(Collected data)
== Segment start ==

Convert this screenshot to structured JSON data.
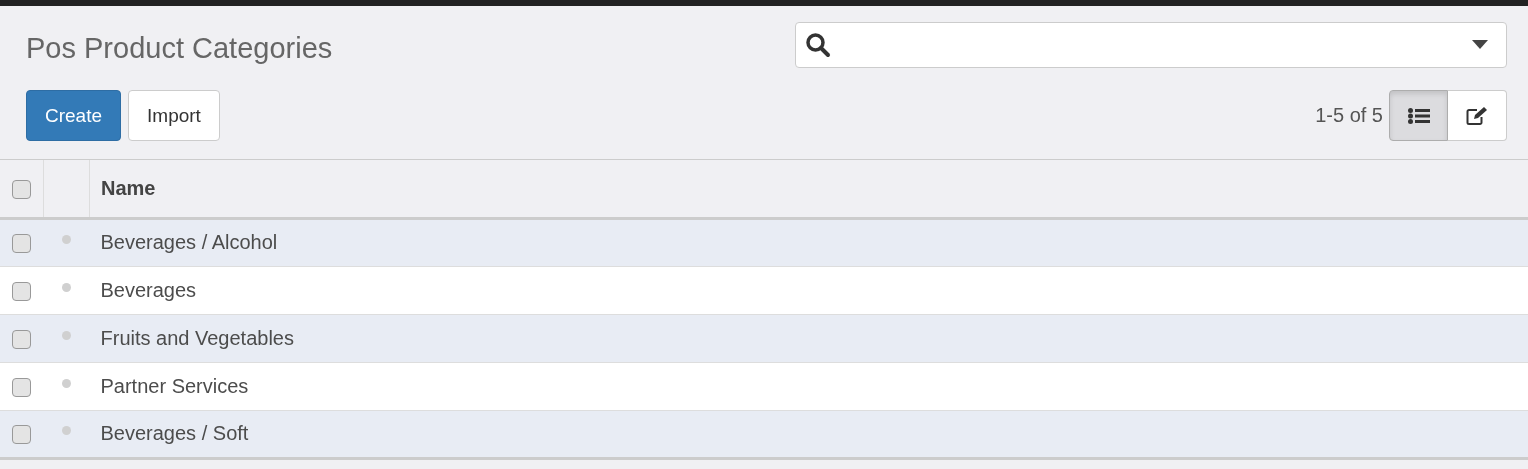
{
  "title": "Pos Product Categories",
  "buttons": [
    {
      "label": "Create",
      "kind": "primary"
    },
    {
      "label": "Import",
      "kind": "default"
    }
  ],
  "pager": "1-5 of 5",
  "views": [
    {
      "kind": "list",
      "selected": true
    },
    {
      "kind": "form",
      "selected": false
    }
  ],
  "table": {
    "select_all_checked": false,
    "columns": [
      "Name"
    ],
    "rows": [
      {
        "name": "Beverages / Alcohol",
        "checked": false
      },
      {
        "name": "Beverages",
        "checked": false
      },
      {
        "name": "Fruits and Vegetables",
        "checked": false
      },
      {
        "name": "Partner Services",
        "checked": false
      },
      {
        "name": "Beverages / Soft",
        "checked": false
      }
    ]
  }
}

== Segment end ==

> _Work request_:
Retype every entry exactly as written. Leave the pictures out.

> _Task result_:
Convert this screenshot to structured JSON data.
{
  "title": "Pos Product Categories",
  "buttons": [
    {
      "label": "Create",
      "kind": "primary"
    },
    {
      "label": "Import",
      "kind": "default"
    }
  ],
  "pager": "1-5 of 5",
  "views": [
    {
      "kind": "list",
      "selected": true
    },
    {
      "kind": "form",
      "selected": false
    }
  ],
  "table": {
    "select_all_checked": false,
    "columns": [
      "Name"
    ],
    "rows": [
      {
        "name": "Beverages / Alcohol",
        "checked": false
      },
      {
        "name": "Beverages",
        "checked": false
      },
      {
        "name": "Fruits and Vegetables",
        "checked": false
      },
      {
        "name": "Partner Services",
        "checked": false
      },
      {
        "name": "Beverages / Soft",
        "checked": false
      }
    ]
  }
}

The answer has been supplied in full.